*Excerpted records*.
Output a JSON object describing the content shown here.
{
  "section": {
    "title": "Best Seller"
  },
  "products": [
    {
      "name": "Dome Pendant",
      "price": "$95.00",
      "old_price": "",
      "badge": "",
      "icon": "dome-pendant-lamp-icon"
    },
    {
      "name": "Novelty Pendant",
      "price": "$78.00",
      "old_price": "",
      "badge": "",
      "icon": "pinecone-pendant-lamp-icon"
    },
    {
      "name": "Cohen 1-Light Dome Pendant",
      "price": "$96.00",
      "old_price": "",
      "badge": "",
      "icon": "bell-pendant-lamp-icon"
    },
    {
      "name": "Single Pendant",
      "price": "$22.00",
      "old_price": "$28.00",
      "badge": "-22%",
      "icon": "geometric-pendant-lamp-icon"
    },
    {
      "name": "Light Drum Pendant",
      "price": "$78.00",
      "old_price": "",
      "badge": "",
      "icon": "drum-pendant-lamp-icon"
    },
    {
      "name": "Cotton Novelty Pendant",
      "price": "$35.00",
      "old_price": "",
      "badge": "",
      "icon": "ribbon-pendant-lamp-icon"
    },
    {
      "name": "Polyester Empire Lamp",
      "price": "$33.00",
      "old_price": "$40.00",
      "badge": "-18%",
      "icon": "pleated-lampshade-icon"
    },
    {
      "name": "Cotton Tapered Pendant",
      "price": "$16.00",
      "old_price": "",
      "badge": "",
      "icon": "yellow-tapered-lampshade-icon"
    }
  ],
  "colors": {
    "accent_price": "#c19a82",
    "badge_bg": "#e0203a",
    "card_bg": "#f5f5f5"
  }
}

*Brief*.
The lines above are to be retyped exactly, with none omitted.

*Response to this exercise*.
Output a JSON object describing the content shown here.
{
  "section": {
    "title": "Best Seller"
  },
  "products": [
    {
      "name": "Dome Pendant",
      "price": "$95.00",
      "old_price": "",
      "badge": "",
      "icon": "dome-pendant-lamp-icon"
    },
    {
      "name": "Novelty Pendant",
      "price": "$78.00",
      "old_price": "",
      "badge": "",
      "icon": "pinecone-pendant-lamp-icon"
    },
    {
      "name": "Cohen 1-Light Dome Pendant",
      "price": "$96.00",
      "old_price": "",
      "badge": "",
      "icon": "bell-pendant-lamp-icon"
    },
    {
      "name": "Single Pendant",
      "price": "$22.00",
      "old_price": "$28.00",
      "badge": "-22%",
      "icon": "geometric-pendant-lamp-icon"
    },
    {
      "name": "Light Drum Pendant",
      "price": "$78.00",
      "old_price": "",
      "badge": "",
      "icon": "drum-pendant-lamp-icon"
    },
    {
      "name": "Cotton Novelty Pendant",
      "price": "$35.00",
      "old_price": "",
      "badge": "",
      "icon": "ribbon-pendant-lamp-icon"
    },
    {
      "name": "Polyester Empire Lamp",
      "price": "$33.00",
      "old_price": "$40.00",
      "badge": "-18%",
      "icon": "pleated-lampshade-icon"
    },
    {
      "name": "Cotton Tapered Pendant",
      "price": "$16.00",
      "old_price": "",
      "badge": "",
      "icon": "yellow-tapered-lampshade-icon"
    }
  ],
  "colors": {
    "accent_price": "#c19a82",
    "badge_bg": "#e0203a",
    "card_bg": "#f5f5f5"
  }
}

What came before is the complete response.